_Provided data_
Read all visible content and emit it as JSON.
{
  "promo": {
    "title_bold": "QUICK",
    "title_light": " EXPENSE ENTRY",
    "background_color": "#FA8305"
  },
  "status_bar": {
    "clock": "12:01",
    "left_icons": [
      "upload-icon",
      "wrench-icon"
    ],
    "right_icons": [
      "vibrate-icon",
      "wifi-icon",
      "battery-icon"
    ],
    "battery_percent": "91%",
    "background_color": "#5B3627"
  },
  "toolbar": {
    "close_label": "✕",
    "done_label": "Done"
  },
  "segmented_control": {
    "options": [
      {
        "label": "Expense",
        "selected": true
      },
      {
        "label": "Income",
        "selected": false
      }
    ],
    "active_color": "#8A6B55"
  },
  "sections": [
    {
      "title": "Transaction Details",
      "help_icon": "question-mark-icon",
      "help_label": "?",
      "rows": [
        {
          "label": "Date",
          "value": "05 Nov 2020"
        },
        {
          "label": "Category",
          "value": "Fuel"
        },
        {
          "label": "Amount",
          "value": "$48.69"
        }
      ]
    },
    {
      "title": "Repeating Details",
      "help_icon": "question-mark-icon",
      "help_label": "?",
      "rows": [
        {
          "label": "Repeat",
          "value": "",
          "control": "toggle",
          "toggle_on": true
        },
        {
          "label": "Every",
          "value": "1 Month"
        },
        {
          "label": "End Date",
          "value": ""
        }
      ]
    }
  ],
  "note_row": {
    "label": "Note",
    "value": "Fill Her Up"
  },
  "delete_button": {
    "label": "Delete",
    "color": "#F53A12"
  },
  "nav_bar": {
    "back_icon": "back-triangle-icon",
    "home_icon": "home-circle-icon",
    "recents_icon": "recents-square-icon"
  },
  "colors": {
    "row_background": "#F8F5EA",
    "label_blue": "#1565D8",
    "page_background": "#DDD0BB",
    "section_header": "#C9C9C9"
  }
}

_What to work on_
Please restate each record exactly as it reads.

_Answer space_
Read all visible content and emit it as JSON.
{
  "promo": {
    "title_bold": "QUICK",
    "title_light": " EXPENSE ENTRY",
    "background_color": "#FA8305"
  },
  "status_bar": {
    "clock": "12:01",
    "left_icons": [
      "upload-icon",
      "wrench-icon"
    ],
    "right_icons": [
      "vibrate-icon",
      "wifi-icon",
      "battery-icon"
    ],
    "battery_percent": "91%",
    "background_color": "#5B3627"
  },
  "toolbar": {
    "close_label": "✕",
    "done_label": "Done"
  },
  "segmented_control": {
    "options": [
      {
        "label": "Expense",
        "selected": true
      },
      {
        "label": "Income",
        "selected": false
      }
    ],
    "active_color": "#8A6B55"
  },
  "sections": [
    {
      "title": "Transaction Details",
      "help_icon": "question-mark-icon",
      "help_label": "?",
      "rows": [
        {
          "label": "Date",
          "value": "05 Nov 2020"
        },
        {
          "label": "Category",
          "value": "Fuel"
        },
        {
          "label": "Amount",
          "value": "$48.69"
        }
      ]
    },
    {
      "title": "Repeating Details",
      "help_icon": "question-mark-icon",
      "help_label": "?",
      "rows": [
        {
          "label": "Repeat",
          "value": "",
          "control": "toggle",
          "toggle_on": true
        },
        {
          "label": "Every",
          "value": "1 Month"
        },
        {
          "label": "End Date",
          "value": ""
        }
      ]
    }
  ],
  "note_row": {
    "label": "Note",
    "value": "Fill Her Up"
  },
  "delete_button": {
    "label": "Delete",
    "color": "#F53A12"
  },
  "nav_bar": {
    "back_icon": "back-triangle-icon",
    "home_icon": "home-circle-icon",
    "recents_icon": "recents-square-icon"
  },
  "colors": {
    "row_background": "#F8F5EA",
    "label_blue": "#1565D8",
    "page_background": "#DDD0BB",
    "section_header": "#C9C9C9"
  }
}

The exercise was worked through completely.